The launch failure of Intelsat 27 (“IS 27”) as it tries to show growth before a planned IPO was widely viewed as terrible news for Intelsat. However, it may be the opposite.  Of course Intelsat will lose some expected revenue.  But the launch failure also gives Intelsat insurance money that may be more valuable than the incremental revenue of an in-orbit IS 27. Like many satellite ventures, IS 27 may have seemed like a good investment when it was planned, only to look less attractive years later as service commencement approached with the company in an increasingly precarious financial situation. The insurance policy gives Intelsat a chance to unwind that investment and put it to more pressing needs.

Intelsat needed the revenue from IS 27 to enhance a growth story to support a long planned IPO. However, the reality is that Intelsat is a mature company that does not earn enough return on assets to cover even the cost of its debt.  A successfully launched IS 27 may have increased growth modestly from its 51-satellite fleet. But these would likely be offset, in the near term, from declines in government revenue as the wars in Afghanistan and Iraq wind down. Additional short-term pressure comes from increased competition in Africa from both space and terrestrial players. In the longer-term, increased capacity from HTS satellites flooding the market with massive amounts of capacity would likely limit Intelsat’s growth. Given that the company currently has a debt/EBITDA ratio of 8.3x, possibly exceeding its value, it’s hard to see how there is much if, any equity, to sell in an IPO.

The Intelsat IPO story was likely based on a highly optimistic scenario. It also gives debt investors a somewhat brighter glimmer of hope for repayment of its subordinated debt outside of a restructuring. This hope may help the company, at the margin, issue debt on slightly better terms. In our view, the real focus of Intelsat management is to manage its difficult debt situation. The launch failure may have provided a bit of an opening.

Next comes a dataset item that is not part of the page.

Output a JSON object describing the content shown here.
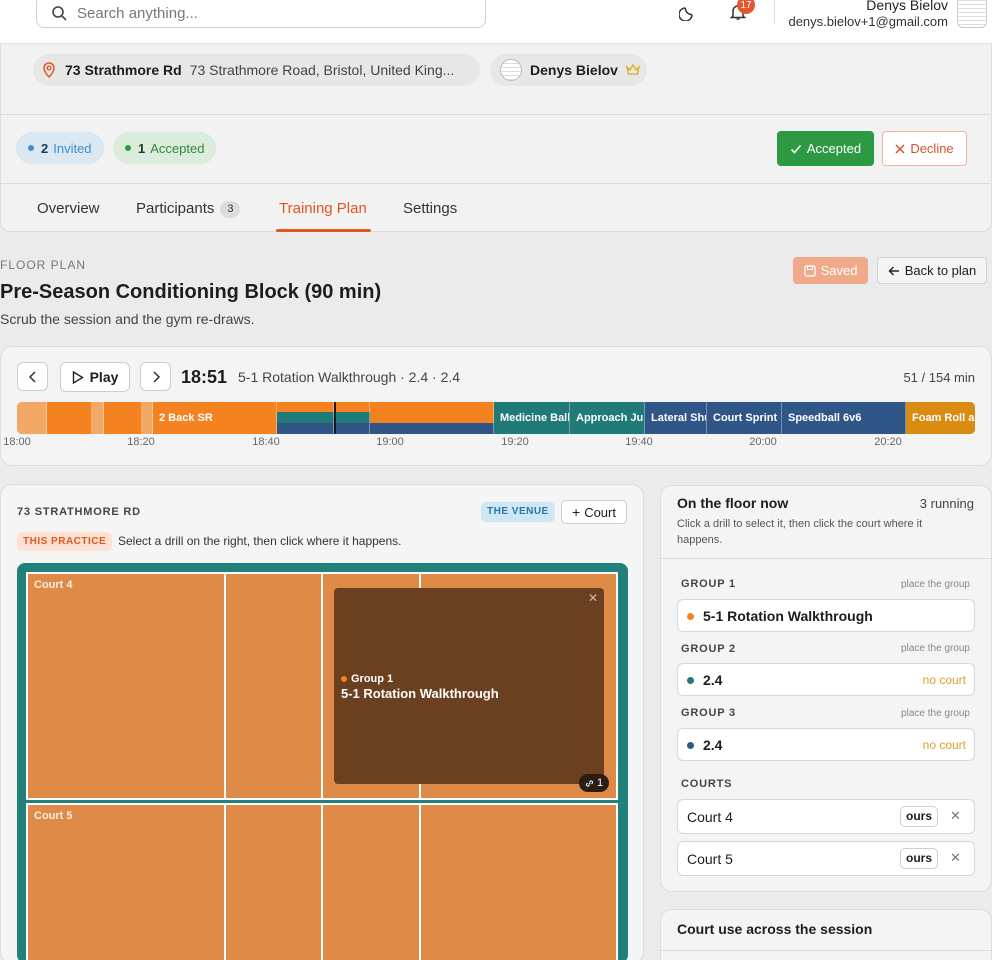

Intelsat’s February 1st press release indicates IS 27 was fully insured. Various trade press publications including Space.com and NBCNews.com and pegged the insurance value at around $400 million. This seems high to us, compared to the typical $250 million cost of a standard C/Ku-band satellite and an estimated additional $50 million for the UHF load. Perhaps there are other factors we don’t know that added another $100 million. And the full insurance amount might not be available to the company. Intelsat has acknowledged taking customer prepayments and may owe certain customers a fraction of the insurance to refund pre-paid capacity on IS 27. The company also has a number of partially damaged satellites that it can use to accommodate some customers. However, the extent of this capacity is, admittedly not clear to us from outside the company.

Intelsat itself is likely worth approximately 7x-9x EBITDA. So unless Intelsat will lose more than about $35 to $45 million in EBITDA annually (after juggling some customers to other satellites and losing others it cannot) from not having IS 27, it is probably better off pocketing the ~400m insurance money and using it to pay down debt. That would be more valuable than having a functional IS 27 in orbit. Based on the increased competition in Latin America and the dismal outlook IS 27’s UHF payload, this might very well be the case.

One downside from not replacing IS 27 is that Intelsat’s auditors might require them to write down the value of the 55.5 deg west orbital slot. Currently, Intelsat lists $2.388 billion in orbital slots on its balance sheet (perhaps a topic for a future post). While writing down the value of one or more orbital slots would have no direct financial impact, it would put yet another, dent in the company’s IPO story. Even if replacing the satellite is a close call, the chance to pay down debt and reduce the company’s risk is likely compelling. Don’t hold your breath waiting for an IS 27R announcement.  Even if there is one in name, it probably won’t look much like the original.